Teen sex comedies are no stranger to cinema. Porky’s, Fast Times at Ridgemont High and the more recent American Pie have taught us that when boys hit puberty, they also hit an intellectual wall because their brains are overrun by stupefied thoughts of what they hope to do with the opposite sex. The Virginity Hit is largely the same, only it doesn’t have the lasting ability of those films. Despite sticking to the tried and true formula, it fails in every regard and only separates itself from the rest of the teen sex comedy pack by using the recent cinematic fad: the mockumentary.

The story, as if it needs explaining, follows a foursome of guys as they enter into high school and make a pact to lose their virginity. As each one does, they take a hit from a bong, hence the title. After some time, all have accomplished their goal except for Matt (Matt Bennett). He has a steady girlfriend named Nicole (Nicole Weaver), with whom he hopes to do the deed, but after finding out that she cheated on him, he falls out of love with her and refuses to go through with it. So his friends embark on a quest to help him out, no matter the cost.

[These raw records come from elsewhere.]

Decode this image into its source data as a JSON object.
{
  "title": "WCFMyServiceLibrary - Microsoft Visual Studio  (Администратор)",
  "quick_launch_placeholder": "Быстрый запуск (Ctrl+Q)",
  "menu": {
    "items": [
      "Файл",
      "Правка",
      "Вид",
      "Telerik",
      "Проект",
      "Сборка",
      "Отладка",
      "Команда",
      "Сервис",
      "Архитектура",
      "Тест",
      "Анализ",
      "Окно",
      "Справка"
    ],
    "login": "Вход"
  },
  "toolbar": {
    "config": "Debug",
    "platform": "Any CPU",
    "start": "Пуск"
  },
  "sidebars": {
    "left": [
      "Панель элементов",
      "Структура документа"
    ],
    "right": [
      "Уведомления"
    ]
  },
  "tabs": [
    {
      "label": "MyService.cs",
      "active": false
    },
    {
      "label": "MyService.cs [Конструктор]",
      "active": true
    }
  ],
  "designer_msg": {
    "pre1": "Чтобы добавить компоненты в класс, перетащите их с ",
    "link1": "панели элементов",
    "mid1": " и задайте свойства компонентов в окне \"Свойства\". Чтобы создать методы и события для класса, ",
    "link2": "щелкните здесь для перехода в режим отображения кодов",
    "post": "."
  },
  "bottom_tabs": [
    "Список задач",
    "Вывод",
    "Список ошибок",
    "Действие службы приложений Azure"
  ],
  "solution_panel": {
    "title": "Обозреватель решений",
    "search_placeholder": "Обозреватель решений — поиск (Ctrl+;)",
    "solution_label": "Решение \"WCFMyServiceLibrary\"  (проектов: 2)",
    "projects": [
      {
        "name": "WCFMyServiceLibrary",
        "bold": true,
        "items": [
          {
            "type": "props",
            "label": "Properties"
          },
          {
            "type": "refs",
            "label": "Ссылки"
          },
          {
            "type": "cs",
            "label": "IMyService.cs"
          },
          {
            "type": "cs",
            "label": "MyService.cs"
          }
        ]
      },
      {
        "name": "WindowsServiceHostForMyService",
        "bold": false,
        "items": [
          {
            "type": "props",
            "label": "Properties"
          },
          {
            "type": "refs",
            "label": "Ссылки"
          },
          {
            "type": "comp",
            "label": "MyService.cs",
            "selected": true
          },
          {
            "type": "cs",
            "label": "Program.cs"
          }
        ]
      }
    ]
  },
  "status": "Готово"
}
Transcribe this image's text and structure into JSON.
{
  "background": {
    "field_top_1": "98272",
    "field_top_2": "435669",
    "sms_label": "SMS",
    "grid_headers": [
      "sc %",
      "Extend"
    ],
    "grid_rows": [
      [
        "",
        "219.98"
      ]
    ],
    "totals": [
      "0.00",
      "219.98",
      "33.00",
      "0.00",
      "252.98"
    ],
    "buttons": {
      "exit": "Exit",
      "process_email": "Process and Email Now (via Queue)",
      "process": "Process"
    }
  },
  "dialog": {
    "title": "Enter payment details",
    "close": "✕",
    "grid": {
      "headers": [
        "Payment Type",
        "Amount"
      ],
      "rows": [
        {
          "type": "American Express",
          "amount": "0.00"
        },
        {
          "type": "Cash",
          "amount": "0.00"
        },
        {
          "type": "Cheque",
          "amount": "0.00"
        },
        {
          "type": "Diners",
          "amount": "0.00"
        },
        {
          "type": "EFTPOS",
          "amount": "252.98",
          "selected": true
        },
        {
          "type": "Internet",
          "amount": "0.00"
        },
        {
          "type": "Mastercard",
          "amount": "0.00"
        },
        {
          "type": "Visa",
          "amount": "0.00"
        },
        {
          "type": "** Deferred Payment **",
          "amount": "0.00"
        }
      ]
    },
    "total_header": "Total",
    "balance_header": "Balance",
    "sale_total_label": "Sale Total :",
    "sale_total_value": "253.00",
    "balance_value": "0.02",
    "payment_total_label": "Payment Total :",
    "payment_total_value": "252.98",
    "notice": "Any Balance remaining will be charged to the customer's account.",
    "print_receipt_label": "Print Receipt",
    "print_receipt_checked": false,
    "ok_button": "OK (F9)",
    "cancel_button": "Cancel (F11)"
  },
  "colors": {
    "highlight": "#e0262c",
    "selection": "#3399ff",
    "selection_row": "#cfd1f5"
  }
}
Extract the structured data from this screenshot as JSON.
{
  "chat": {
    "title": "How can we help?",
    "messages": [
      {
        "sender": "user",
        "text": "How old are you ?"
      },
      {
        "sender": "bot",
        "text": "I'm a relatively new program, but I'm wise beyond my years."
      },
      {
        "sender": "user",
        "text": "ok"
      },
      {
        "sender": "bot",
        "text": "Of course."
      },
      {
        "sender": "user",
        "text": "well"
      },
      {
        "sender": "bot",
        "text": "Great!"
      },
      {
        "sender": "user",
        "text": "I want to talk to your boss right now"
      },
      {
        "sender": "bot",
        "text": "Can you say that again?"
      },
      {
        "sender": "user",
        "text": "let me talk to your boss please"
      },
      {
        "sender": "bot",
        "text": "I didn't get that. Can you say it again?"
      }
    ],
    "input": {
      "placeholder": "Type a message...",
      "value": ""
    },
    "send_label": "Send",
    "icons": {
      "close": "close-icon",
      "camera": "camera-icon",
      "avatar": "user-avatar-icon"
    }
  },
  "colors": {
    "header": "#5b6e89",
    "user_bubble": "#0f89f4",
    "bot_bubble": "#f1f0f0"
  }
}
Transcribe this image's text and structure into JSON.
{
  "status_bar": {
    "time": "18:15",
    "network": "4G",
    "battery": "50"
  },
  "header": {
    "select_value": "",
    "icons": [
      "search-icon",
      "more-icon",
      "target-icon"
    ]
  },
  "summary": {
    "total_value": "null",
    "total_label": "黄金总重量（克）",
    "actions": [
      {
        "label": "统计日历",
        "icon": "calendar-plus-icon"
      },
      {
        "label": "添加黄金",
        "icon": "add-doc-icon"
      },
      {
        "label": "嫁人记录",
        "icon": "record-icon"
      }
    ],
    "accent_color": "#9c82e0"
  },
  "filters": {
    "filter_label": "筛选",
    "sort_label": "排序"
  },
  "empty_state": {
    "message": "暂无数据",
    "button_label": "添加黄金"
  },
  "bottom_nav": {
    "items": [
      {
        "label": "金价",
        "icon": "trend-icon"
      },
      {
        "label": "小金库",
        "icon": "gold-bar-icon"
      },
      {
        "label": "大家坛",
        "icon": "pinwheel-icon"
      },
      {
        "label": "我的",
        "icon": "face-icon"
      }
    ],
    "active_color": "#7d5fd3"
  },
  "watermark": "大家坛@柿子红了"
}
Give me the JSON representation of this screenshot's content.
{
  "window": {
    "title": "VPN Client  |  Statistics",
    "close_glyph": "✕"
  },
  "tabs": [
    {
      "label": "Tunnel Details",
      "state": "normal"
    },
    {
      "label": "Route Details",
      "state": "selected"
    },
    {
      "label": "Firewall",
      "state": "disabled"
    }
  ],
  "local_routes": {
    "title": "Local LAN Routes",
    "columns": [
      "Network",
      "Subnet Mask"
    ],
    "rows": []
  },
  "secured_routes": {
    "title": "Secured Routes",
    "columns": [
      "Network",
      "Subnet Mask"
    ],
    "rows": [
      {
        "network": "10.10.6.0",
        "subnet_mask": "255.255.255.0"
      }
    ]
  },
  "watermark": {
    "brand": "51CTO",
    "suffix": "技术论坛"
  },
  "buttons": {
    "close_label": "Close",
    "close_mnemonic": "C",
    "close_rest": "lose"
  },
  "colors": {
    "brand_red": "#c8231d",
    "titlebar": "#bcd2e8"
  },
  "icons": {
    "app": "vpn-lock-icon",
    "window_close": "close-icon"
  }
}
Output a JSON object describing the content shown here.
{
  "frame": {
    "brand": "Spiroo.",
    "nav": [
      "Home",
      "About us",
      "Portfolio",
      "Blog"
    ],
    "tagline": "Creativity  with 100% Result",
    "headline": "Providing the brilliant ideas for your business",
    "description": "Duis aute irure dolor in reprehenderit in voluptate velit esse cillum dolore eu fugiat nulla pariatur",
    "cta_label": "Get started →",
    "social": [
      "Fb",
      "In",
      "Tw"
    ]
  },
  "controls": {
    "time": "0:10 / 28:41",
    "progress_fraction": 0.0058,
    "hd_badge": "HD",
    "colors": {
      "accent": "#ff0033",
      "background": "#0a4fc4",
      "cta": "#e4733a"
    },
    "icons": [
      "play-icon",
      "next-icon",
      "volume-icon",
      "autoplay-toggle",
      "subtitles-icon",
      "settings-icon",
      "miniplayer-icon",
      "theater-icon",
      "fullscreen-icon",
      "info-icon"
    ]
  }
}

There’s an easy explanation as to why The Virginity Hit is as derivative and bland as it is. It’s written by the same guys who wrote The Last Exorcism, a horror movie that borrowed all of its shocks from other, more effective horror movies. The writers must not have a single original thought in their heads, but the movie’s familiarity isn’t the problem. It’s that the whole thing is remarkably unfunny, one of the driest, most barren wastelands of comedic dreck I’ve sat through in a while. Every immature joke falls flat, but I suppose immaturity is what I should have expected, given the suggested age of the characters (not even legal adults in most areas). An endless barrage of sexual jokes and explosive potty humor (literally) is all it has to offer.

And that’s a problem because outside of the truthfulness that all young guys think passing the arbitrary hurdle of sex is the only thing worth accomplishing, it fails to capture the authenticity of being a teenager. American Pie may have been childish, but it was real. I knew those characters in high school and even saw myself (to a certain extent) in one of them. There was a feeling of connection with that film because it drew from real life experiences. The Virginity Hit, to put it lightly, goes off the rails. The characters trespass and break into people’s homes, visit strip clubs (despite the ambiguity of their actual age) and even hook up with real life porn star, Sunny Leone. Similar to how the overrated, but still decent, Superbad went too far in its depiction of wild teenagers, The Virginity Hit feels fake and forced.

When I was teenager, I, like every other kid my age, thought about sex and girls a lot. I discussed it with friends and waited for the day to cross the threshold into manhood. Then I grew up. Those who haven’t may find something to like in The Virginity Hit, but I certainly didn’t and those who value the circulation of blood in their brain over other areas won’t either.

The Virginity Hit receives 0.5/5